I knew this couple who had this long term sizzling affair going on although both were married to other people. Their so-called clandestine romance (most of their friends and acquaintances knew about it), had all the makings of a soap opera. They had decided not to leave their marriages for the sake of their children. Through the many years of their affair, they made it clear they longed for each other. The day finally arrived when the children grew up, and then both left their respective spouses shortly after that. Whenever I ran into the scorned wife, her eyes immediately filled with tears. I’m not sure she ever got over their breakup, but, in a way, she had her revenge.
Six months into the new marriage, I bumped into the lovers at a cocktail party. We chatted, and when the bride turned her attention elsewhere, the man leaned over and whispered, “I’d rate my second marriage a C minus.”
Well, you could have sponged me off the floor. I thought about that one for a long time, that is, until I happened on another restyled couple that I knew well. Unsolicited, the man leaned over and whispered something quite similar – “…first wife, second wife, hardly any difference.”
Now, I ask, “Is there something intrinsic in marriage that sets it up to fail over and over?” For instance, does the leap from lovers to married couple kill romance? How about those with a string of failed marriages? Are they choosing the same mate in a different disguise (usually younger for the men) over and over? We all know that marriages are failing at an alarming rate. It’s close to epidemic propotions. To add to the misery, many of the marriages that remain intact are unhappy.
I could go on with speculation (and you know I will), but at the end of the day, we all have to search for answers within ourselves. I strongly believe, it is the unexamined life that contributes most to destroying relationships. When intellect and emotions bump heads, emotions usually prevail.
The emotional component within ourselves is derived from early childhood – impressions of parents or guardians, outside mentors, movies, books, advertising – the list is unlimited. Everything we see or hear sends indelible messages to the brain. We come to adulthood with all this baggage that has been hard-wired into our brains.
For the most part, we are unaware of the impact of this vast array of input into our memory banks. It takes place in our unconscious or even semi-conscious minds. I liken it to the computer that even when you lose a document it is imprinted somewhere in the mysterious caverns of hard drives. It never goes away. We might recall flickers of information, we might not. All of this helps to form what we call “romantic chemistry.”

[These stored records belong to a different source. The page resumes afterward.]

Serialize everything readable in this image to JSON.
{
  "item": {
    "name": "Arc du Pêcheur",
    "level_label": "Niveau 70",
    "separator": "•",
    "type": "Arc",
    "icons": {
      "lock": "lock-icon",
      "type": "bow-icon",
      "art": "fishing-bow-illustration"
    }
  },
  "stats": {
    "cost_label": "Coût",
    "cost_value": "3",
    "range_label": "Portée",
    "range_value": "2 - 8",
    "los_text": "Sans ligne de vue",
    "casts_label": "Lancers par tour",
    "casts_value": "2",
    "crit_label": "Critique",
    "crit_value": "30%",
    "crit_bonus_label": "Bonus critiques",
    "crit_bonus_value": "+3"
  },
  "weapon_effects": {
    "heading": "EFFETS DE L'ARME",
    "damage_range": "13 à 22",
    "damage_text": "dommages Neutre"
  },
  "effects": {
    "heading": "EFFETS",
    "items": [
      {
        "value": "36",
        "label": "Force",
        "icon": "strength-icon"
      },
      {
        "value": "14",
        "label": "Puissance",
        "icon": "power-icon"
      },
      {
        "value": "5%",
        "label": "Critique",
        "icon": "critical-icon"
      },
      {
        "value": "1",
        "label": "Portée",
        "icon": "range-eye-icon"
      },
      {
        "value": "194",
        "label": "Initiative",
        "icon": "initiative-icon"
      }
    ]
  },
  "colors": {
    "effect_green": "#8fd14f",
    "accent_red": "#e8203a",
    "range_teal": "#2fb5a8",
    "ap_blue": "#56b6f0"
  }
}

The unconscious can be a formidable foe in your personal life or even in your career. If we are very lucky and had a terrific childhood, our romantic chemistry can lead us up a wonderful path. If our upbringing was not so perfect (like the vast majority of us), then our romantic chemistry can lead us astray. Even with a happy childhood, there are a myriad of messages we’ve integrated into our unconscious that can be detrimental. Influences, such as society mores, peer pressure and advertising. Then there are the violent video games and dolls for little girls with unattainable physical proportions and exaggerated lifestyles.
Harville Hendrix, Ph.D, a pastoral counselor with more than thirty years’ experience as and educator and therapist, wrote, Getting The Love You Want. In his book, he refers to the old brain and the new brain. “In sharp contrast to the new brain, you are unaware of most of the functions of your old brain. Trying to comprehend this part of your being is a maddening task, because you have to turn your conscious mind around to examine its own underbelly.”
I believe we must make the effort to know ourselves, to examine our own behavior and attitudes. We must explore this mass of communications that has formed us. Would you give your money to a stranger who claimed to be a top notch investment advisor? Before you’d do that, you would investigate, question their track record and ask people who have used the service whether they’ve been successful. Allowing your unconscious, technically a stranger to you, to rule how you behave is irresponsible.
You have to investigate your own romantic track record – has it been successful? If you are involved with someone, have you ever asked them what is their opinion of your capacity to love? Ask yourself if you’ve ever found happiness in relationships. If you have been in multiple marriages/relationships, why are they failing? Are you choosing the same person in different disguises? Perhaps it’s because you’re living an emotionally unexamined life.
Why would you allow your unconscious to rule you? It’s an unknown commodity until you thoroughly explore it – both pros and cons. If you find you are stuck in a destructive groove, you can change it, but not until you discover the why!
I refuse to believe that familiarity, necessarily, breeds contempt. Familiarity is fertile ground to know your lover/mate/partner/spouse deeply, exposing one layer at a time until reaching the last and loneliest place within each and every one of us. Then, familiarity breeds adoration and love. When a soul mate touches that hidden place within us, it is a liberating and exhilarating experience. But, I strongly feel that it can only come by digging into the bedrock of our psyches, by understanding first, who we are. No one can make you happy. It has to come from within yourself!
Let me quote Hendrix again. “When you accept the limited nature of your perceptions and become more receptive to the truth of your partner’s perceptions, a whole world opens up to you.”
The sexy grandmom